### Instructions to follow
Nothing but the pictures should go missing; return all the entries below exactly.

━━━━━━━━━━

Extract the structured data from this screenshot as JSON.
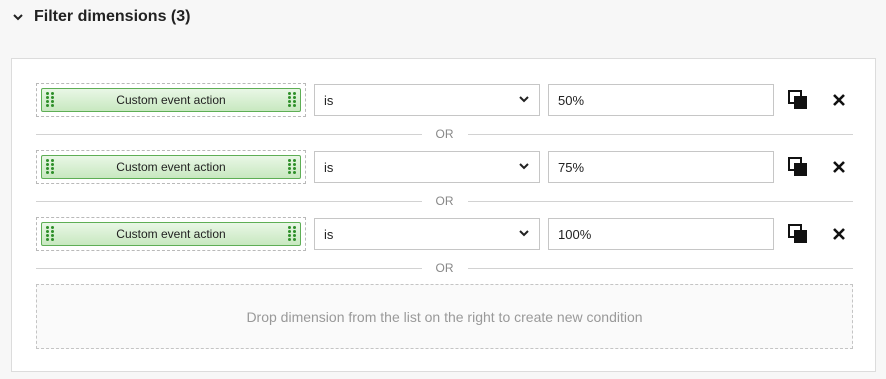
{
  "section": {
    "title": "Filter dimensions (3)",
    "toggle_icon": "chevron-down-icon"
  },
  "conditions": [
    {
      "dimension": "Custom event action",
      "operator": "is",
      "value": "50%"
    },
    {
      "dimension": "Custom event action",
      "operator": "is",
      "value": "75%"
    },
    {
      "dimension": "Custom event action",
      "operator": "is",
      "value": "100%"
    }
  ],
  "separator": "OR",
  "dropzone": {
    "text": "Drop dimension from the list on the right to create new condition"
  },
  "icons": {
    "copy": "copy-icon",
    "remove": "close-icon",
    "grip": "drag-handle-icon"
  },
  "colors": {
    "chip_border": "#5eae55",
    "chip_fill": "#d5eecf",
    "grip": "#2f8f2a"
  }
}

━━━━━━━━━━

### Answer section
Extract the structured data from this screenshot as JSON.
{
  "section": {
    "title": "Filter dimensions (3)",
    "toggle_icon": "chevron-down-icon"
  },
  "conditions": [
    {
      "dimension": "Custom event action",
      "operator": "is",
      "value": "50%"
    },
    {
      "dimension": "Custom event action",
      "operator": "is",
      "value": "75%"
    },
    {
      "dimension": "Custom event action",
      "operator": "is",
      "value": "100%"
    }
  ],
  "separator": "OR",
  "dropzone": {
    "text": "Drop dimension from the list on the right to create new condition"
  },
  "icons": {
    "copy": "copy-icon",
    "remove": "close-icon",
    "grip": "drag-handle-icon"
  },
  "colors": {
    "chip_border": "#5eae55",
    "chip_fill": "#d5eecf",
    "grip": "#2f8f2a"
  }
}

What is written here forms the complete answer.